The Impact of Incentives on Economic Growth of Zimbabwe.

Author: Ndlovu, Nobuqotho

One of the government’s sources of revenue is taxation. Taxation enables the government to meet its expenditure on the public goods as well as provision of services to citizens. Whilst doing this, it is also the government’s main objective to increase economic growth and as part of its initiatives, the government of Zimbabwe has introduced incentives in the form of tax reliefs as well as export incentives to encourage. In doing so, the government also strives to strike a balance between revenue collected and incentives offered. The objective of the study was establish the impact of incentives on economic growth in Zimbabwe. The study explored available literature as well as theories of economic growth.
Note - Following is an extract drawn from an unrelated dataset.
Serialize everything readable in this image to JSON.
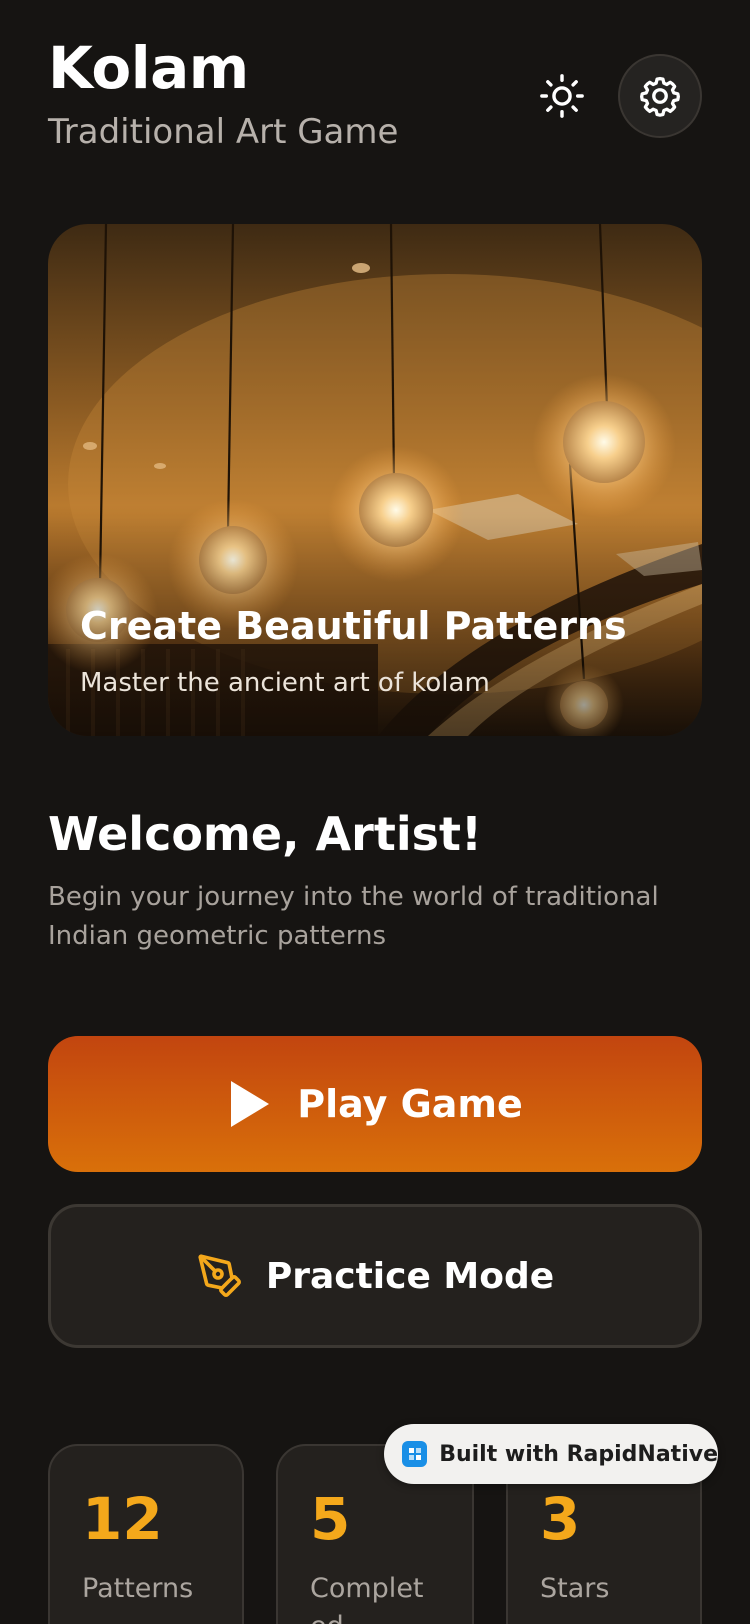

For purposes of this study both secondary data and primary data were used. GDP, FDI and Exports were used as measures or indicators of economic growth whereas tax incentives on corporate income, tax incentives on personal income and export incentives were used to represent incentives. Primary data was used to reinforce secondary data and improve the reliability of data used for the study. Correlation, regression analysis and descriptive statistics were used to analyze data and it was established that there is a positive relationship between tax incentives on corporate income have a positive and GDP, FDI and Exports thus implying that tax incentives on corporate income have a positive impact on economic growth. It was also found that tax incentives on personal income and exports incentives are inversely related to GDP, FDI and Exports thus implying that export incentives have a negative impact on economic growth. Interviews were done and led the researcher to conclude that investors are fully aware of the incentives offered to them as the information is available to them as well as the accessibility of these incentives to every investor whether foreign or local investor. Recommendations were made which may help improve the incentives programs policies in Zimbabwe.